2020 Financial Check-Up

Steve Bodart, Compeer Financial
The start of 2020 looked to be a year of recovery and progress for many dairy operations. When the COVID 19 epidemic hit, many financial projections changed and the plan that was in place was severely altered. With the change that was out of the dairies control, the focus now is what does the business need to continue to evaluate and monitor in order preserve the health of the business. This presentation will focus on budgeting, utilizing your financial data and managing the financial side of the business to work through this crisis and look forward to future success within the dairy industry.

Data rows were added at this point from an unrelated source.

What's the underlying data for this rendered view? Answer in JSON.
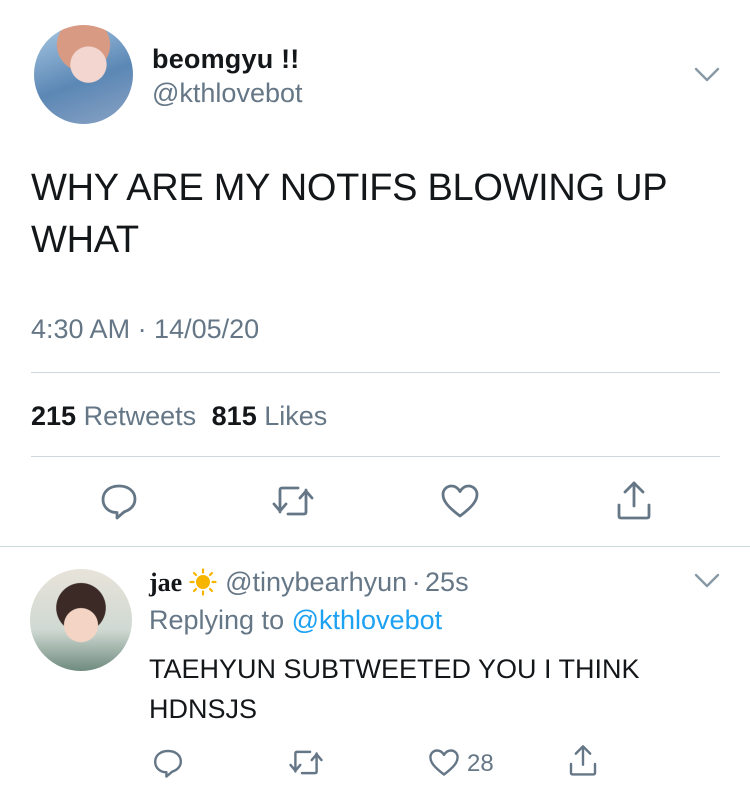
{
  "tweet": {
    "author_name": "beomgyu !!",
    "author_handle": "@kthlovebot",
    "text": "WHY ARE MY NOTIFS BLOWING UP WHAT",
    "time": "4:30 AM · 14/05/20",
    "retweets_count": "215",
    "retweets_label": "Retweets",
    "likes_count": "815",
    "likes_label": "Likes"
  },
  "reply": {
    "author_name": "jae",
    "author_emoji": "sun-icon",
    "author_handle": "@tinybearhyun",
    "separator": "·",
    "age": "25s",
    "replying_prefix": "Replying to",
    "replying_handle": "@kthlovebot",
    "text": "TAEHYUN SUBTWEETED YOU I THINK HDNSJS",
    "like_count": "28"
  },
  "icons": {
    "reply": "reply-icon",
    "retweet": "retweet-icon",
    "like": "heart-icon",
    "share": "share-icon",
    "more": "chevron-down-icon"
  },
  "colors": {
    "text": "#14171a",
    "secondary": "#657786",
    "link": "#1da1f2",
    "divider": "#ccd6dd",
    "sun": "#f7b500"
  }
}
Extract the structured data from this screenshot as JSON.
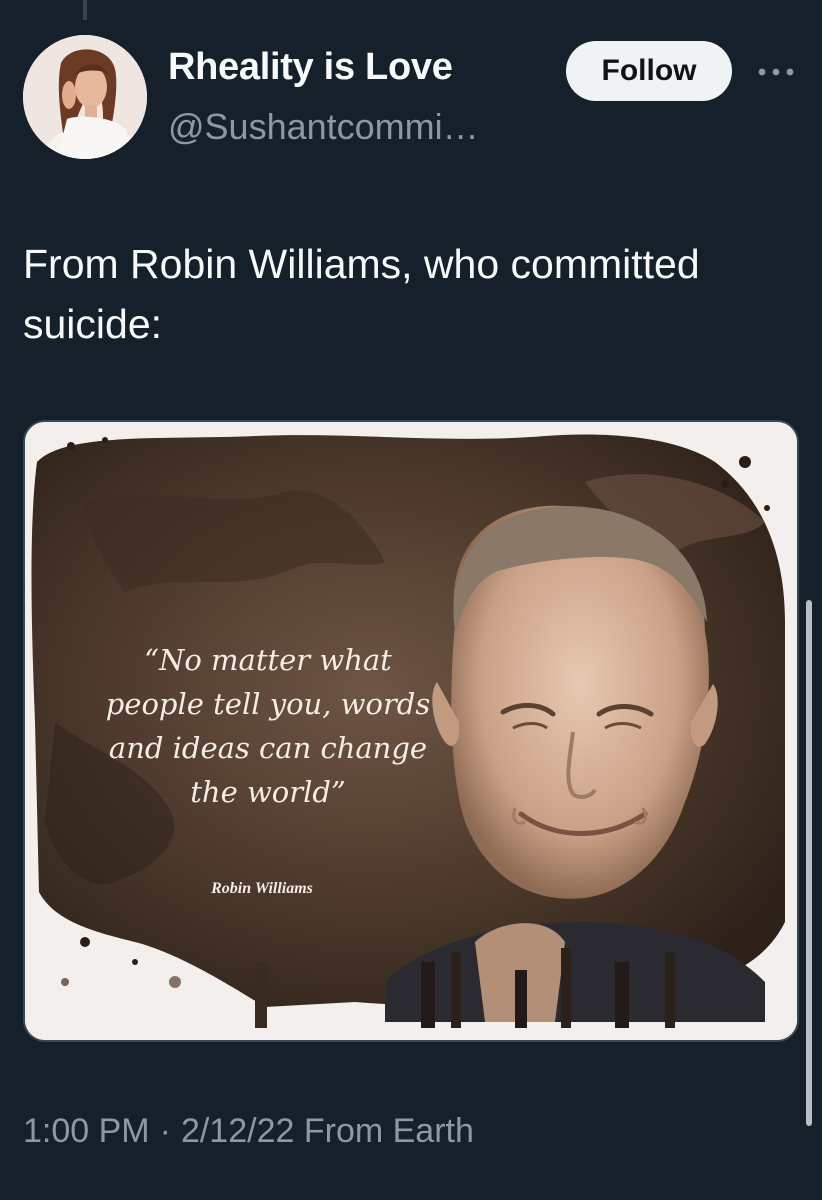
{
  "tweet": {
    "author": {
      "display_name": "Rheality is Love",
      "handle": "@Sushantcommi…"
    },
    "follow_label": "Follow",
    "text": "From Robin Williams, who committed suicide:",
    "media": {
      "quote": "“No matter what people tell you, words and ideas can change the world”",
      "attribution": "Robin Williams"
    },
    "time": "1:00 PM",
    "date": "2/12/22",
    "source": "From Earth"
  },
  "icons": {
    "more": "more-horizontal-icon"
  }
}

Managing Employees in Challenging Times (Because They're Always Challenging Times)

1:00 - 2:00 PM EDT | July 1, 2020
Tom Wall, The Dairy CoachTM

With economic uncertainty higher than we've ever experienced, surviving these difficult times is a higher priority for most businesses than thriving through them. But during good times or bad, the basics of business and employee management remain unchanging. It's time to get serious about what matters most. In this webinar, we talk about how these tough times are the perfect opportunity to improve your dairy's culture and team's performance.

Adapting Management to Changing Labor Regulations and COVID-19
1:00 - 2:00 PM EDT | July 8, 2020
Moderator: Rich Stup, Cornell Ag Workforce Development
Panelists: Kim Skellie, El-Vi Farms LLC; Mike McMahon, E-Z Acres LLC; and Crystal Grimaldi, Ideal Dairy Farms

State regulations regarding overtime, day-of-rest, and now, COVID-19 affect most dairy farms and the people who work in them. Dairy managers must adapt their policies and procedures to meet requirements, while also communicating and maintaining effective relationships with valuable employees. This panel discussion explores how three dairy managers are meeting the challenge.

Contact Us:

For more information about PRO-DAIRY, visit

Julie Berry, Editor | Tom Overton, Director | Facebook

Diversity and Inclusion are part of Cornell University's heritage. We are a recognized employer and educator valuing AA/EEO, Protected Veterans, and Individuals with Disabilities.

This email has been sent to ExampleContactFormalName at ExampleContactEmailAddress. Contact our office at if you would like to update your email address on file.

Your privacy is important to us.  Click here to update your email preferences.

Cvent - Web-based Software Solutions